It combines Flickr’s great sharing & viewing functionality with a fairly solid camera application (following hot on Twitter’s heels, using the SDK from the folks at Aviary).
It shoots at full iPhone size (2448 x 3264 pixels on the iPhone 5’s main camera, above; 960 x 1280 pixels on the front facing camera, below).
Before you take the shot, you can take a light reading from one place, and focus on another (drag your fingers apart on your phone’s screen to do that), set a background grid to straighten your shot, and zoom in (though that’s an artificial zoom, you’re really just cropping into the pixels).
Once you’ve taken your shot, before it’s saved, the app lets you play around with some admittedly rather arbitrarily named filters, as well as make various adjustments: cropping, brightness, contrast, saturation and sharpness. You can also add some very basic text, do some basic drawing, add brightness and fix blemishes. All of that while keeping the image at full size (though you can set it to be smaller in the settings if you want).
Once you’re done editing, you upload the image (it only saves to the camera roll at this point, which speeds things up, but can lead to you thinking you’ve saved a shot that you haven’t).
You can upload directly to Flickr of course, with all your tags in place, and send it to all the Groups and Sets you fancy at the same time. Rather neatly, at the same time as it loads to Flickr, you can send the image to Twitter (works well on the native app, but not at all on a third party app like TweetDeck) and Facebook (the images are hi-res, and dumped into a Flickr Photos album on your page).
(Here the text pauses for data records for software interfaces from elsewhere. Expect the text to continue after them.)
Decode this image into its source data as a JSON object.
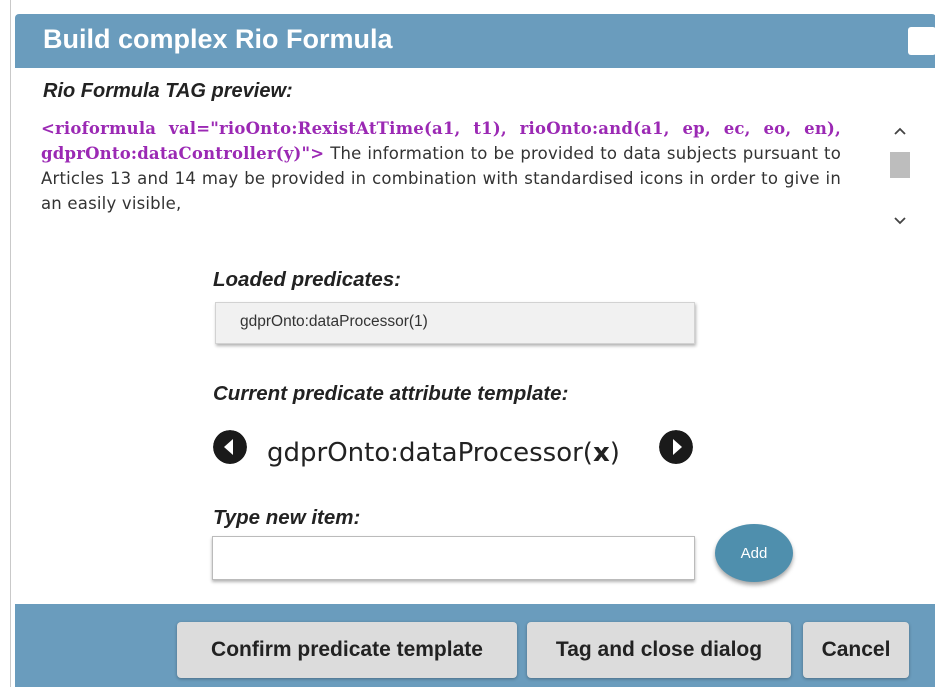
{
  "dialog": {
    "title": "Build complex Rio Formula"
  },
  "preview": {
    "heading": "Rio Formula TAG preview:",
    "tag_text": "<rioformula val=\"rioOnto:RexistAtTime(a1, t1), rioOnto:and(a1, ep, ec, eo, en), gdprOnto:dataController(y)\">",
    "body_text": " The information to be provided to data subjects pursuant to Articles 13 and 14 may be provided in combination with standardised icons in order to give in an easily visible,"
  },
  "loaded_predicates": {
    "label": "Loaded predicates:",
    "items": [
      "gdprOnto:dataProcessor(1)"
    ]
  },
  "current_template": {
    "label": "Current predicate attribute template:",
    "prefix": "gdprOnto:dataProcessor(",
    "variable": "x",
    "suffix": ")"
  },
  "new_item": {
    "label": "Type new item:",
    "value": "",
    "add_label": "Add"
  },
  "footer": {
    "confirm_label": "Confirm predicate template",
    "tag_close_label": "Tag and close dialog",
    "cancel_label": "Cancel"
  },
  "icons": {
    "prev": "chevron-left-circle-icon",
    "next": "chevron-right-circle-icon",
    "scroll_up": "scroll-up-arrow-icon",
    "scroll_down": "scroll-down-arrow-icon"
  },
  "colors": {
    "titlebar": "#6a9cbd",
    "tag": "#9b29b4",
    "add_button": "#4f8fad"
  }
}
Once you’ve finished shooting, you can do all the browsing you’d expect too – that’s Alistair’s Signs and lettering set below.
Good work Flickr.